Determining Negligence in Engineering Failures (Ohio T&M)
In Determining Negligence in Engineering Failures , you'll learn ...
- What the terms, "safety" and "risk," mean
- Factors that influence the determination of the expected standard of care that should be exercised by a prudent engineer
- Two common biases that may arise in a failure investigation when judging the actions of people well after an event has occurred and has been publicized
- Four case studies that illustrate the concepts outlined in the course
To meet the Ohio Board's intent that online courses be "paced" by the provider, a timer will be used to record your study time. You will be unable to access the quiz until the required study time of 100 minutes has been met.
Credit: 2 PDH
Length: 20 pages
In creating products for clients or the general public, engineers have an ethical duty to strive to prevent the products from harming anyone. Thus when a product fails and someone is injured or killed, the question always arises whether the engineers responsible for the product were guilty of negligence.
Negligence may be defined as the failure to exercise the standard of care that a prudent engineer would exercise under the same circumstances. Thus to determine if negligence was the cause of a failure, the expected standard of care existing before the failure must first be determined. This can be difficult. The purpose of this course is to describe factors that influence the determination of the expected standard of care. Factors considered are the maturity of the technology, the public’s belief that absolute safety can be attained, the magnitude of the risks and their obviousness, prior knowledge of failure modes, biases that might be present in any investigations of the failure, and the public’s desire to identify and blame wrong-doers. Based on these considerations, a list of possible causes of engineering failure can be constructed. Negligence is one of these causes, and the only one that involves a moral failing of the engineers involved with the failure.
These concepts are illustrated with a description of four case studies illustrating failure causes ranging from gross negligence to absolutely unforeseeable events:
This course is intended for engineers concerned with ethical behavior in engineering practice. This course is based on the paper, "Determining Negligence in Engineering Failures," by Mark Rossow, July, 2015.
Specific Knowledge or Skill Obtained
This course teaches the following specific knowledge and skills:
- Definition of negligence and standard of care
- Relation of safety and risk
- Knightian uncertainty
- Retrospective fallacy in accident investigations
- Myth of perfect engineering practice in accident investigations

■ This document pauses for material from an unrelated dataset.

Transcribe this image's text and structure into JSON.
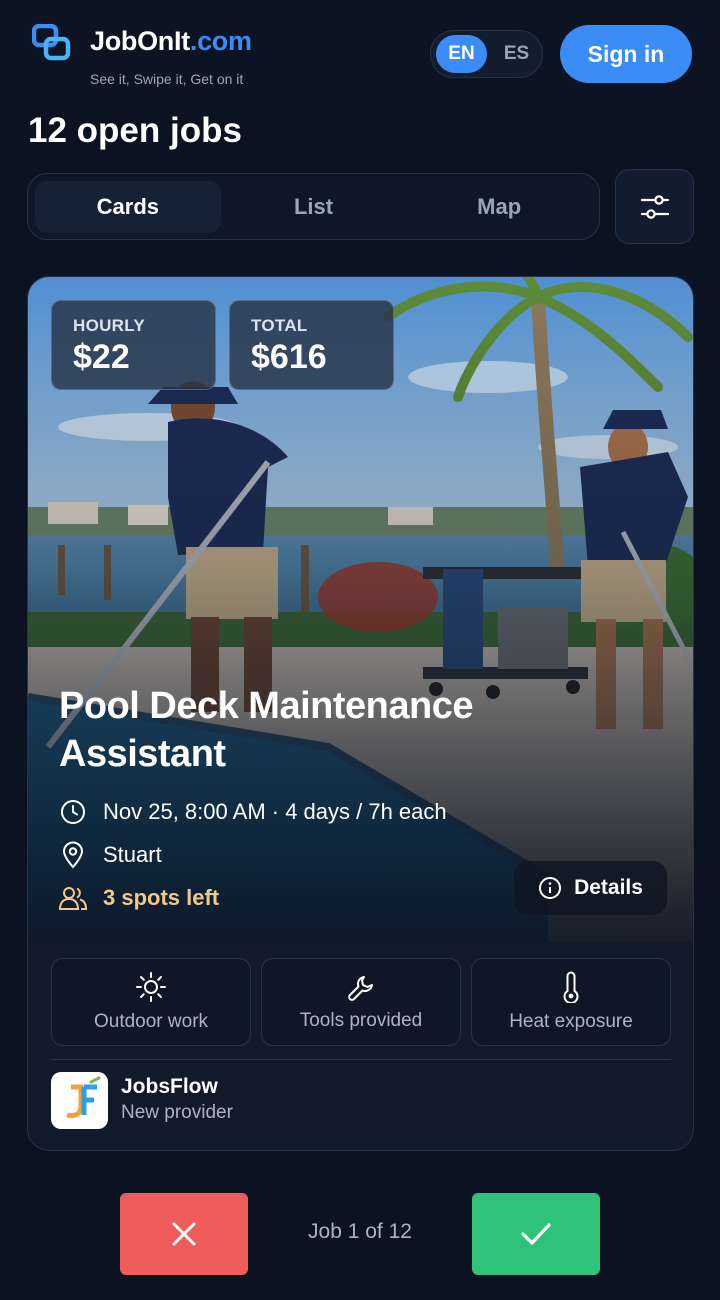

- Uses and misuses of the results of failure investigations
- Negative effects of punishment on learning from accidents
- General causes of engineering failures
Certificate of Completion
You will be able to immediately print a certificate of completion after passing a multiple-choice quiz consisting of 10 questions. PDH credits are not awarded until the course is completed and quiz is passed.
|This course is applicable to professional engineers in:|
|Alabama (P.E.)||Alaska (P.E.)||Arkansas (P.E.)|
|Delaware (P.E.)||Florida (P.E. Other Topics)||Georgia (P.E.)|
|Idaho (P.E.)||Illinois (P.E.)||Illinois (S.E.)|
|Indiana (P.E.)||Iowa (P.E.)||Kansas (P.E.)|
|Kentucky (P.E.)||Louisiana (P.E.)||Maine (P.E.)|
|Maryland (P.E.)||Michigan (P.E.)||Minnesota (P.E.)|
|Mississippi (P.E.)||Missouri (P.E.)||Montana (P.E.)|
|Nebraska (P.E.)||Nevada (P.E.)||New Hampshire (P.E.)|
|New Jersey (P.E.)||New Mexico (P.E.)||New York (P.E.)|
|North Carolina (P.E.)||North Dakota (P.E.)||Ohio (P.E. Timed & Monitored)|
|Oklahoma (P.E.)||Oregon (P.E.)||Pennsylvania (P.E.)|
|South Carolina (P.E.)||South Dakota (P.E.)||Tennessee (P.E.)|
|Texas (P.E.)||Utah (P.E.)||Vermont (P.E.)|
|Virginia (P.E.)||West Virginia (P.E.)||Wisconsin (P.E.)|